DayeTime: Marking 50th anniversary of Martin Luther King Jr.'s assassination
Regardless of personal opinions concerning Martin Luther King Jr., there is no disputing that he was one of this nation’s most influential leaders -- especially of the 20th Century.
No right-thinking, moral individual would disagree that, at 39, King died too soon.
King was murdered on April 4, 1968 -- 50 years ago today -- on the balcony of Room 306 in the Lorraine Motel in Memphis, Tenn.
The night before, King addressed a rally at Mason Temple in Memphis in which he spoke about death threats and his determination to continue his campaign for social justice for all Americans.

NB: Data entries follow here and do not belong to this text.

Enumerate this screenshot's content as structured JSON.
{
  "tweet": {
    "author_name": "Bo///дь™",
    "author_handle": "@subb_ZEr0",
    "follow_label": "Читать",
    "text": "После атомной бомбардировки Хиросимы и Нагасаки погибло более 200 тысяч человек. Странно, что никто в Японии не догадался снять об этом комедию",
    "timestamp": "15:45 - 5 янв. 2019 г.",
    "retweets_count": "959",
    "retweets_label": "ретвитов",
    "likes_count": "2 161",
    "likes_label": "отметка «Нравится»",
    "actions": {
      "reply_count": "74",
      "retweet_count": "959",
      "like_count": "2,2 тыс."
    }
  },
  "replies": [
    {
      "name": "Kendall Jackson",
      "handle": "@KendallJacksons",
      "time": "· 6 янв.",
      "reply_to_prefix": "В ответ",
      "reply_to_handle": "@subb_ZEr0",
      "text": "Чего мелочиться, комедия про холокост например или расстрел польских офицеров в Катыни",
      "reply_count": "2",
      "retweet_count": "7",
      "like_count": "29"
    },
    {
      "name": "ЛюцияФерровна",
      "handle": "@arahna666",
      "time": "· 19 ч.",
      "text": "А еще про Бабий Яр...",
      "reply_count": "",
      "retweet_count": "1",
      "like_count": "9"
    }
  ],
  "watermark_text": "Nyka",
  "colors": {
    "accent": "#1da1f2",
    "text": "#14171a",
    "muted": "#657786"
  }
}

He compared the fight to that of the Israelites in Egypt, who escaped slavery after Moses persisted in petitioning Pharaoh for their release.
Those familiar with the Old Testament account of the Exodus know that Moses led the Israelites in the Wilderness for 40 years before God decided it was time for His people to enter the Promised Land.
However, Moses was told that he could not enter that land. As a reward for his faithful service, God allowed Moses to climb to a mountaintop and look over into the land promised to the Israelites.
In a prophetic and still emotional passage from his last speech, King said:
“We've got some difficult days ahead. But it really doesn't matter with me now, because I've been to the mountaintop.
And I don't mind.
Like anybody, I would like to live a long life. Longevity has its place. But I'm not concerned about that now. I just want to do God's will.
And He's allowed me to go up to the mountain. And I've looked over. And I've seen the Promised Land.
I may not get there with you. But I want you to know tonight, that we, as a people, will get to the Promised Land!
And so I'm happy, tonight.
I'm not worried about anything.
I'm not fearing any man!
Mine eyes have seen the glory of the coming of the Lord!”
This week, marking the 50th anniversary of one of the nation’s most notable political assassinations, we remember those words.
There are those who say that passage to the Promised Land has been made. Others contend the “Israelites” are still wandering in the Wilderness.
We do not take a position on that question, but we do pause to remember a man who was murdered for his beliefs and whose words still stir hearts today as much as they did when first uttered.
There are few men of any era who can still lead long after they have left this world for their eternal home, but Martin Luther King Jr. is one such American.